Task details
Repeat the entries exactly. Leave nothing out.

(Element data from apps and pages)
....
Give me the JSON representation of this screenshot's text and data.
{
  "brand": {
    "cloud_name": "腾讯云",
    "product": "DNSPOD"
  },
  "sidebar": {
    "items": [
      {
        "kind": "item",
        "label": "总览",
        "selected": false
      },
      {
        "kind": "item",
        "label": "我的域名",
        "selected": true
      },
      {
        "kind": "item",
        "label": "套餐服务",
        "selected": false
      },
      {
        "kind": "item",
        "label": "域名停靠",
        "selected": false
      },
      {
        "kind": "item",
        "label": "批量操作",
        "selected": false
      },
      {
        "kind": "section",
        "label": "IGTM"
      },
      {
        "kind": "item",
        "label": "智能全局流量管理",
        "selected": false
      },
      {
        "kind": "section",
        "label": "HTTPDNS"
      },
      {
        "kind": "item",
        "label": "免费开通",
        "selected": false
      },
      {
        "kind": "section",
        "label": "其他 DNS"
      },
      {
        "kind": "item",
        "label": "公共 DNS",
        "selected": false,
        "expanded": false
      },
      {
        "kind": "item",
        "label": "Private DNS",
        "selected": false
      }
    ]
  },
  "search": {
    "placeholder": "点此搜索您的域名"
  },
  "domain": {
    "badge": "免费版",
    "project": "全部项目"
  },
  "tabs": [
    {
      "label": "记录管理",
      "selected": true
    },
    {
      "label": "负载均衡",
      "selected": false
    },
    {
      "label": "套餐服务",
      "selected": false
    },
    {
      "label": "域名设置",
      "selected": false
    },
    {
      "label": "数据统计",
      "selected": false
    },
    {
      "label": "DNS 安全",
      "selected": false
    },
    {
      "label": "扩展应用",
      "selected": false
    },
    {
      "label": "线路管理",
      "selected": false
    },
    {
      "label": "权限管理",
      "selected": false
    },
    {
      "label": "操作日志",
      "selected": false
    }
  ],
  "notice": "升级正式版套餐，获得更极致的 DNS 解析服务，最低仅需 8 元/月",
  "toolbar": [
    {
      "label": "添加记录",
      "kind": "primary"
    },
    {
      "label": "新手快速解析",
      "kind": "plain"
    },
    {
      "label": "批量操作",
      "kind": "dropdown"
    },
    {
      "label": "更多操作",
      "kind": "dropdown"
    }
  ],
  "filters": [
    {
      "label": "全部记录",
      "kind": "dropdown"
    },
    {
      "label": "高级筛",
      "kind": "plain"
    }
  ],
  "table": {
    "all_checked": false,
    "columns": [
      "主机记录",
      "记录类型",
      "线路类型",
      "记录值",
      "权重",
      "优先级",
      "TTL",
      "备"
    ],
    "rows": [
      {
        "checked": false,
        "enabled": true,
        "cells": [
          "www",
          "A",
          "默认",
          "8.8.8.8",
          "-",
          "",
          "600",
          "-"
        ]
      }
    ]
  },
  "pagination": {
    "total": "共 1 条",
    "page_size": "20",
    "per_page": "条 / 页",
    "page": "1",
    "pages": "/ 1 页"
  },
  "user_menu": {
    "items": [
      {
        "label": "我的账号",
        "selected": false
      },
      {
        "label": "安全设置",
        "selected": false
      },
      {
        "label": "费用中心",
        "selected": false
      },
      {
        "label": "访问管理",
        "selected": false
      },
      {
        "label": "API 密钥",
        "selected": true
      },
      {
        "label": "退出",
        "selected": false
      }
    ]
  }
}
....
Result of the task
Give me the JSON representation of this screenshot's text and data.
{
  "brand": {
    "cloud_name": "腾讯云",
    "product": "DNSPOD"
  },
  "sidebar": {
    "items": [
      {
        "kind": "item",
        "label": "总览",
        "selected": false
      },
      {
        "kind": "item",
        "label": "我的域名",
        "selected": true
      },
      {
        "kind": "item",
        "label": "套餐服务",
        "selected": false
      },
      {
        "kind": "item",
        "label": "域名停靠",
        "selected": false
      },
      {
        "kind": "item",
        "label": "批量操作",
        "selected": false
      },
      {
        "kind": "section",
        "label": "IGTM"
      },
      {
        "kind": "item",
        "label": "智能全局流量管理",
        "selected": false
      },
      {
        "kind": "section",
        "label": "HTTPDNS"
      },
      {
        "kind": "item",
        "label": "免费开通",
        "selected": false
      },
      {
        "kind": "section",
        "label": "其他 DNS"
      },
      {
        "kind": "item",
        "label": "公共 DNS",
        "selected": false,
        "expanded": false
      },
      {
        "kind": "item",
        "label": "Private DNS",
        "selected": false
      }
    ]
  },
  "search": {
    "placeholder": "点此搜索您的域名"
  },
  "domain": {
    "badge": "免费版",
    "project": "全部项目"
  },
  "tabs": [
    {
      "label": "记录管理",
      "selected": true
    },
    {
      "label": "负载均衡",
      "selected": false
    },
    {
      "label": "套餐服务",
      "selected": false
    },
    {
      "label": "域名设置",
      "selected": false
    },
    {
      "label": "数据统计",
      "selected": false
    },
    {
      "label": "DNS 安全",
      "selected": false
    },
    {
      "label": "扩展应用",
      "selected": false
    },
    {
      "label": "线路管理",
      "selected": false
    },
    {
      "label": "权限管理",
      "selected": false
    },
    {
      "label": "操作日志",
      "selected": false
    }
  ],
  "notice": "升级正式版套餐，获得更极致的 DNS 解析服务，最低仅需 8 元/月",
  "toolbar": [
    {
      "label": "添加记录",
      "kind": "primary"
    },
    {
      "label": "新手快速解析",
      "kind": "plain"
    },
    {
      "label": "批量操作",
      "kind": "dropdown"
    },
    {
      "label": "更多操作",
      "kind": "dropdown"
    }
  ],
  "filters": [
    {
      "label": "全部记录",
      "kind": "dropdown"
    },
    {
      "label": "高级筛",
      "kind": "plain"
    }
  ],
  "table": {
    "all_checked": false,
    "columns": [
      "主机记录",
      "记录类型",
      "线路类型",
      "记录值",
      "权重",
      "优先级",
      "TTL",
      "备"
    ],
    "rows": [
      {
        "checked": false,
        "enabled": true,
        "cells": [
          "www",
          "A",
          "默认",
          "8.8.8.8",
          "-",
          "",
          "600",
          "-"
        ]
      }
    ]
  },
  "pagination": {
    "total": "共 1 条",
    "page_size": "20",
    "per_page": "条 / 页",
    "page": "1",
    "pages": "/ 1 页"
  },
  "user_menu": {
    "items": [
      {
        "label": "我的账号",
        "selected": false
      },
      {
        "label": "安全设置",
        "selected": false
      },
      {
        "label": "费用中心",
        "selected": false
      },
      {
        "label": "访问管理",
        "selected": false
      },
      {
        "label": "API 密钥",
        "selected": true
      },
      {
        "label": "退出",
        "selected": false
      }
    ]
  }
}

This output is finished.